Learning Story 1- Social Interaction
The first few days of the Play Adventures clubhouse has been nothing less than incredible.
Besides my three kids attending (aged 10, 6 and 3) we had two more 3-4 year old children and one more 6 year old. A small group based solely on parent volunteer and buy in that our children need a place to play, socialize and learn in this confusing time of change.
As the weather in Merced, California these days are hot we are often playing with water to stay cool. This interaction occurred on the very first day between three kids aged 3-4. They have all encountered one another before but never had any continuous play opportunities.
Their bathing suits were on as were the sprinklers. The kids together would run through the sprinklers laughing and screeching. KID A was watching the other two run through and occasionally would run through after on his own. KID B noticed this and yelled to kid A: "C'mon A, run with us"
Kid C yelled out: "Lets go guys"
All three kids ran through the sprinkler together laughing.
I am so proud to see interactions of this sort on the very first day of school. We know this may have been a special first encounter due to being locked up for 6 months, barely interacting with others their own age and being so excited but Ill take it!
Learning how to form positive peer relationships is a crucial skill for kids, one that will be learning and developing over the years. Friends enrich our lives, boost our self-esteem, and provide the moral support we need in critical moments.
As three and four year old children have not yet perfected the positive ways to interact, share, cope with emotions and make friends, I was happy to see we were at a good start. Knowing that even if this is a roller coaster ride- that some times kids will feel rejected and sometimes involved- learning to cope with these emotions and practicing through play is essential to their growth and development.

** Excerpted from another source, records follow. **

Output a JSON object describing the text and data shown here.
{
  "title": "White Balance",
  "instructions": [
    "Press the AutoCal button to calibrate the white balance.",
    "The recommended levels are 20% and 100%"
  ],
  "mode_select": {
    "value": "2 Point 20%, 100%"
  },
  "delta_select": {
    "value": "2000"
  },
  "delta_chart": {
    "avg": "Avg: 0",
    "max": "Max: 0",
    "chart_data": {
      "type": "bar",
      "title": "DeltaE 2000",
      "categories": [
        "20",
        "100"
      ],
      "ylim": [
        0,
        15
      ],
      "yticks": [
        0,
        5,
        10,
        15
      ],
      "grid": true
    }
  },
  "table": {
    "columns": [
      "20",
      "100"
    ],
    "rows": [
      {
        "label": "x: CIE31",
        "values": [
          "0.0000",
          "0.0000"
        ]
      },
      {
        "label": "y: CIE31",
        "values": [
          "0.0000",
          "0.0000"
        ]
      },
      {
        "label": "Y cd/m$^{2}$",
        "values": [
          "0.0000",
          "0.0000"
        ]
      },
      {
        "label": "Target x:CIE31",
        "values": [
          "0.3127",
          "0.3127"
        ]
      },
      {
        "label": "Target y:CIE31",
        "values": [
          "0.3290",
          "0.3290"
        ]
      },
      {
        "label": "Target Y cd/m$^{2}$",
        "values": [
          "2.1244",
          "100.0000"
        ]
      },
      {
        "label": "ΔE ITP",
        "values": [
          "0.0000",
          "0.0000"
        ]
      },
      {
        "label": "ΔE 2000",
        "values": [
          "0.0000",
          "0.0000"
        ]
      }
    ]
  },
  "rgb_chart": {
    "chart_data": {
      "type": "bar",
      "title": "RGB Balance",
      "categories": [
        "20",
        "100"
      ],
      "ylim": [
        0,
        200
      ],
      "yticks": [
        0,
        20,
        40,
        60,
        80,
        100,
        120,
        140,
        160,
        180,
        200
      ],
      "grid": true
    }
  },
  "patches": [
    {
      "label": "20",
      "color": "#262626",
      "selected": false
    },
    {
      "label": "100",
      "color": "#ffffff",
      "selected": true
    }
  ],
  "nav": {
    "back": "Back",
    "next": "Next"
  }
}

They already possess positive and productive ways in which to make and keep friends- this is exciting news!
Practicing social skills through play is one of the easiest ways to learn. While parents, teachers or supportive adults, can not make friends for their children, they can help them develop and practice key social skills.
If you see your child struggling to make friends or getting rejected by other kids, here are some steps you can take to help:
Social skills don't come naturally to all children. Some kids have trouble taking turns or experience anger when forced to share. Some hover alongside the playgroups, unsure how to insert or assert themselves. Helping your children at home practice these tough scenarios could be helpful. Emphasize taking turns and understanding the difference between sharing and hogging and explain that friends expect the same good behavior. Role playing can be very helpful here. However, I believe with a supportive adult these interactions during real time play events will help most children feel more comfortable and be aware of how they prefer to interact over time.
One on one play dates may be helpful when the child could, in advance, pick out games or toys they may want to play with or use. The child with difficulty will feel more at ease in their own home. It is important to remember that just because your child may be more shy or tentative to make friends this is not a reason to keep them at home, secluded. Practice is the healthiest solution.
Every child is different and has different preferences. Some kids prefer to read alone, draw or play in a swing or watch and admire the clouds overhead. We have different temperaments and interests. Some kids are more shy and need alone time more than constant peer interaction. Don't place your own social expectations on your child. Your kids are fine, the way they are!